Mayor Rahm Emanuel closed the 2018 One Summer Chicago (OSC) job season today by thanking youth at BUILD Chicago. BUILD was one of nearly 2,000 work sites that provided a record high 32,000 jobs and internships to youth ages 14-24 this summer, more than double from when the program first began in 2011. The six week program provided youth with valuable work experience while keeping them safe and engaged during the summer months.
“Congratulations to all the young men and women who completed the One Summer Chicago program. These opportunities represent more than a paycheck. It is a chance to gain valuable life experience while positively impacting your communities," said Mayor Emanuel. "I want to thank you for, once again, surpassing all of our expectations and for your service to the residents our Chicago."
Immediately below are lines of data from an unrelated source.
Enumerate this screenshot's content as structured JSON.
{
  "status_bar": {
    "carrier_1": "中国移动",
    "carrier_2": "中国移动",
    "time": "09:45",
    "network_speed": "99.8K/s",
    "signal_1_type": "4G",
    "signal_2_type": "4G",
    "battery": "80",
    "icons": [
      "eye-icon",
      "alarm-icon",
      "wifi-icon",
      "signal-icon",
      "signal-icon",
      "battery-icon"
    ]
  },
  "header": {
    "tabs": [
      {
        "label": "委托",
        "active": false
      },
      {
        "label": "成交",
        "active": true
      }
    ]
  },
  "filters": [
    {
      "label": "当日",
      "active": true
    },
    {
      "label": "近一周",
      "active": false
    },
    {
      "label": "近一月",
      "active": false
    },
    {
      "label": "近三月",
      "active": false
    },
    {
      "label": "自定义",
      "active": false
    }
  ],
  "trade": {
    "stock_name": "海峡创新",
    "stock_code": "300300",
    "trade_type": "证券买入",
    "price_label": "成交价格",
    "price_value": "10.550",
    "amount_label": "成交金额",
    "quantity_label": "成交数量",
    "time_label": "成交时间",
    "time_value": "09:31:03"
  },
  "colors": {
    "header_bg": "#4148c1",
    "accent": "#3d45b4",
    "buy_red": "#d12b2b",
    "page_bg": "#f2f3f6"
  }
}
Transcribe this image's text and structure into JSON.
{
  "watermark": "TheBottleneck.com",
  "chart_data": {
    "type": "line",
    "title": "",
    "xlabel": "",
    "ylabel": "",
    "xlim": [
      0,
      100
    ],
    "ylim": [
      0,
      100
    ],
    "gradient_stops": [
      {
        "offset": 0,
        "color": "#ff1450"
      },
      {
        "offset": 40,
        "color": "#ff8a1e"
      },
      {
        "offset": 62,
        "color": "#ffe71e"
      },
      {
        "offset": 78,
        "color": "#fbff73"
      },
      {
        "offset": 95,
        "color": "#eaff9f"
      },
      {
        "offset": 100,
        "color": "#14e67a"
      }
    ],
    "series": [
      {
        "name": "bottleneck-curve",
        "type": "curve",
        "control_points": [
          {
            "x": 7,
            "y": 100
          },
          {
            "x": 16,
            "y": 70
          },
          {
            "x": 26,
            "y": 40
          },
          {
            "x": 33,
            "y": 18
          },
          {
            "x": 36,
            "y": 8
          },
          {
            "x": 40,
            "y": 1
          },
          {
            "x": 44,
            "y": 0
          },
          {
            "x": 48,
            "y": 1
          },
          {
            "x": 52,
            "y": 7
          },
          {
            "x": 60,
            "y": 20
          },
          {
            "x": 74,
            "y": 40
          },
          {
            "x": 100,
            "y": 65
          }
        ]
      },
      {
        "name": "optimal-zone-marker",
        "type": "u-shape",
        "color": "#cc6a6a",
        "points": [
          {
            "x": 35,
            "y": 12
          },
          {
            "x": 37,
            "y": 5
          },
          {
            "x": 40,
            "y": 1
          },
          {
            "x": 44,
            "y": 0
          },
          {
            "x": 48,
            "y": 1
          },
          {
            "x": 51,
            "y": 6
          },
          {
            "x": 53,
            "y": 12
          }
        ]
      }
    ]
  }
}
This summer youth worked on a variety of projects ranging from building mobile libraries, to working on neighborhood beautification projects, to participating in tech internships and more.
“The projects our youth work on may appear modest, but they have a big impact," said BUILD Executive Director Adam Alonso. "A summer job is much more than work experience and an earning opportunity – it is a visible reminder that young people are always part of the solution. Whether they produce a library, a mural, or a vegetable garden, young people learn to see themselves as contributors and emerging leaders. That's an investment that always pays off."
BUILD is one of several organizations to receive a mobile community library as part of the new OSC Block Club, Book Club program. The Block Club, Book Club program looks to foster reading by providing neighborhood residents with access to free books ranging from bedtime stories to fictional novels. OSC youth collectively built 200 mobile libraries that will be filled with books and distributed to block clubs and community organizations throughout the city.
“We are proud to have had the opportunity to work with so many of Chicago’s talented youth,” said Department of Family and Support Services Commissioner Lisa Morrison Butler. “We hope the more than 32,000 youth learned lasting life and professional skills.”
In addition to the mobile libraries, OSC youth have been hard at work this season helping to beautify neighborhoods throughout Chicago. Working with crews from the City's Departments of Streets and Sanitation and Transportation, the youth have:
One Summer Chicago Plus was also back again this year. The program specializes in violence prevention summer workforce programs for high-need youth, ages 16 - 21, who reside in the highest risk communities. Recruited worksites provide youth with a safe, well-defined experience that allows them to gain valuable work readiness skills.
Last summer, the University of Chicago Urban Labs study found by providing a summer job, through the One Summer Chicago Plus program reduced the number of violent-crime arrests for participants by 33 percent over the subsequent year.
The Citi Foundation collaborated with One Summer Chicago for its fifth consecutive year, with funding that has totaled over $4.5 million. The Summer Jobs Connect program, spearheaded by the Citi Foundation and the Cities for Financial Empowerment Fund, provides youth with summer employment and financial education.
Under the Mayor’s leadership, the city has steadily increased its investment every year in mentoring and other youth programs to address some of the most urgent needs facing the city: keeping youth safe, improving school outcomes and reducing crime. In the past seven years alone, One Summer Chicago has more than doubled to meet the overwhelming demand for these programs, serving more than 160,000 youth to date with valuable job training and work experiences.
About One Summer Chicago:
One Summer Chicago is a partnership with the following agencies/organizations to hire and place youth in meaningful summer work experiences. Participating partners include: Department of Family and Support Services, Chicago Transit Authority, Chicago Housing Authority, Chicago Public Schools, Chicago City Colleges, Chicago Public Libraries, Cook County Workforce Partnership, Forest Preserve, Mayor’s Office of People with Disabilities, Chicago Park District, Chicago Department of Transportation, Department of Streets and Sanitation, After School Matters, Lincoln Park Zoo.